- Generalized: Episodes are more severe and affect the entire body. Generalized seizures may include severe involuntary movements, loss of consciousness, and loss of bladder and bowel control.
Looking more in depth, the range of severity and symptoms associated with seizures is quite broad. Depending on what part of the brain was injured, and to what extent, often determines what symptoms are present. A general list of possible symptoms your child may experience includes:
- Convulsions: Seizures greatly affect bodily movements. Convulsions may range from shaking, fumbling around, falling down, or even severe or uncontrollable jerking.
- Movement Disturbances: May include lapses in coherence, staring, fumbling, jerking, tremors, loss of balance, or inability to control movement.
- Sensation Disturbances: Seizures may interfere with normal sensations like hearing, vision, and taste.
- Mood Swings: People with seizures often battle mood swings and disorders, anxiety, and frustration.
- Neurocognitive Impairment: People with epilepsy often experience disturbances in cognitive functions. They may experience developmental delays, attention deficits, mental slowness, learning difficulties, behavior problems, memory difficulties, and challenged socio-professional outcomes.

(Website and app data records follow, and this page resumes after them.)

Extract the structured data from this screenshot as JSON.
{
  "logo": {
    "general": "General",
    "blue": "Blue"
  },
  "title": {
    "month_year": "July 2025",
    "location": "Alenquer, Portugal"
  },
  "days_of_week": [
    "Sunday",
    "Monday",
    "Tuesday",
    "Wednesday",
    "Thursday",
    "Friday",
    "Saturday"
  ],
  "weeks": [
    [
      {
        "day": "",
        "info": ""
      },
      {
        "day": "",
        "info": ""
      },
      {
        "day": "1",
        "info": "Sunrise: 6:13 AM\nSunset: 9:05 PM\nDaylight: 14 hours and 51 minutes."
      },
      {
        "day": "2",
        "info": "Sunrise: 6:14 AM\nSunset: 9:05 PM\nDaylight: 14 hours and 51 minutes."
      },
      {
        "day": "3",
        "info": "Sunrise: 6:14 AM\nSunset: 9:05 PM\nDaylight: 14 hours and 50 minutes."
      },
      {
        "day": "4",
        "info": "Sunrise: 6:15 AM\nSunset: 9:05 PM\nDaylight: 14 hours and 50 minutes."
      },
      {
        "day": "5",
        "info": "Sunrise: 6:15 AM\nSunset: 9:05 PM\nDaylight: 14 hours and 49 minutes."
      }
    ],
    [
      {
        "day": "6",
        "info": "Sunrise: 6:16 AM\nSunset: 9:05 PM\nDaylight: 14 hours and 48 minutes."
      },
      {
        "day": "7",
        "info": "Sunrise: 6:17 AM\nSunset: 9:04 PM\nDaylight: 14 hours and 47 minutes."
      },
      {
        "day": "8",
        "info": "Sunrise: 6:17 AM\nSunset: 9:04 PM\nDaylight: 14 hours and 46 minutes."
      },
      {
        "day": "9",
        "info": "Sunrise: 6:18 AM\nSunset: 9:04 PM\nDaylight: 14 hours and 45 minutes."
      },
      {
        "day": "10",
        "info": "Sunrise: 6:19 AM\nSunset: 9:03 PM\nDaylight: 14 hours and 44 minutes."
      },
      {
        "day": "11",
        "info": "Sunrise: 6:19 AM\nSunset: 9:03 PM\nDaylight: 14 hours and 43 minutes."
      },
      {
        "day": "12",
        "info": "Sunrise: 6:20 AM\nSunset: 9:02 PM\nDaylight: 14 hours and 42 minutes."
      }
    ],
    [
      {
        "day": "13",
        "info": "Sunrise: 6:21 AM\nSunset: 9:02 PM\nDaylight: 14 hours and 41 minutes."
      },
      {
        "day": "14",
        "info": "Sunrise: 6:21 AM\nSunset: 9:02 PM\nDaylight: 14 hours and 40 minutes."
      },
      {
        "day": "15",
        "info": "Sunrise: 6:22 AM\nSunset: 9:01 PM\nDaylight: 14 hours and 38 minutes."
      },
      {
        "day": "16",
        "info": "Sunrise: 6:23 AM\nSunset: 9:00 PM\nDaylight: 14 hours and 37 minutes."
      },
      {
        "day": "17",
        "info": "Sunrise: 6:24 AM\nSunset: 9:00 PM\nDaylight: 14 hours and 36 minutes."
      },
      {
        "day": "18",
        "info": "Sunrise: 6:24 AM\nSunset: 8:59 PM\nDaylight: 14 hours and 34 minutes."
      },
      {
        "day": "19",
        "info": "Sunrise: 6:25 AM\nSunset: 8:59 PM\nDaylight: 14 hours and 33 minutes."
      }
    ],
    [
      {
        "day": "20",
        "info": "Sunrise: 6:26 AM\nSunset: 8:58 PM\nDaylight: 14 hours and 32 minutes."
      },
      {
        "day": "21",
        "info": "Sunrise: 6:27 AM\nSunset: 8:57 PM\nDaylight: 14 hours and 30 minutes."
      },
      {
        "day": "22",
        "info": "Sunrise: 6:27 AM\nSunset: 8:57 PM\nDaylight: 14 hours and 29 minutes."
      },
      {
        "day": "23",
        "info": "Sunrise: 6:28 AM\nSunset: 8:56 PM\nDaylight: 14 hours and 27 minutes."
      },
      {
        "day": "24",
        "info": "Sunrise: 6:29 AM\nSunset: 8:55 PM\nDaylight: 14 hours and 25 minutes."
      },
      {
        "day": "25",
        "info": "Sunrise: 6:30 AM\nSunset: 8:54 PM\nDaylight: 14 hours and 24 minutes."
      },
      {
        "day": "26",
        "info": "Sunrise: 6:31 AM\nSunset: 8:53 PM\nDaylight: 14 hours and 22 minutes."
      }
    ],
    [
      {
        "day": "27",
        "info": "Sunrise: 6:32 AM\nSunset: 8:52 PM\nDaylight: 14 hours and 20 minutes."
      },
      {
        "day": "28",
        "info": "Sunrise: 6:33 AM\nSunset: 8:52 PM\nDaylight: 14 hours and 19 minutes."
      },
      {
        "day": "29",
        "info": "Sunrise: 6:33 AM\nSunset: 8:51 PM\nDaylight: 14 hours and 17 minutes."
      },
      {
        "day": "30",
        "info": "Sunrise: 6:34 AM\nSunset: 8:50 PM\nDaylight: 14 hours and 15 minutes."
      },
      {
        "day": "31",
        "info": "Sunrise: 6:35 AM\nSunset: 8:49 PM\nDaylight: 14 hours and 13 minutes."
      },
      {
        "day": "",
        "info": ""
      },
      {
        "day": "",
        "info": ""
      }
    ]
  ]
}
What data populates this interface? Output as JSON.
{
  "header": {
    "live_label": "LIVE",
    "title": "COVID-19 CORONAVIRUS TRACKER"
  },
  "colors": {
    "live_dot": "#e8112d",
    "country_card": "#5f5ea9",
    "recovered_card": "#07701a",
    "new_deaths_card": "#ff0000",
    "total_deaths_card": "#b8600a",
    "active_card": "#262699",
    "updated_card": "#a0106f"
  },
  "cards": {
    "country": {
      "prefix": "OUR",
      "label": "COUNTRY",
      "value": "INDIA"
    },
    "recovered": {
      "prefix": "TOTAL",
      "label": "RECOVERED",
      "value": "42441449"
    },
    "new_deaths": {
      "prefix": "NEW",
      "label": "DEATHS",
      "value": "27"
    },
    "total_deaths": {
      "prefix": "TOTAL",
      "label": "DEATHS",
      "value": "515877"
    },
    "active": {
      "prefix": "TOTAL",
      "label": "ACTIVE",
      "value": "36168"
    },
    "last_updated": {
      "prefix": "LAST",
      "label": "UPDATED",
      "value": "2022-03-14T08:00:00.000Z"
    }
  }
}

Getting Help after a Birth Injury
Many people who suffer birth injuries and go on to live healthy, happy lives. Early detection and treatment is one of the most important factors in birth injury cases, and can be crucial in preserving your child’s future.
If your child was injured during labor and delivery and you believe those injuries were preventable, you may find it helpful to speak with a birth injury attorney. The guidance of a birth injury attorney can help you determine if a birth injury occurred, if a healthcare provider was negligent, and if your legal rights were violated.
Contact Birth Injury Guide to speak with one of our skilled, compassionate birth injury attorneys. We understand the difficult nature of birth injury cases, and our passion is protecting you and your family and getting you the help you deserve. Fill out our online form or call us for your no-obligation consultation.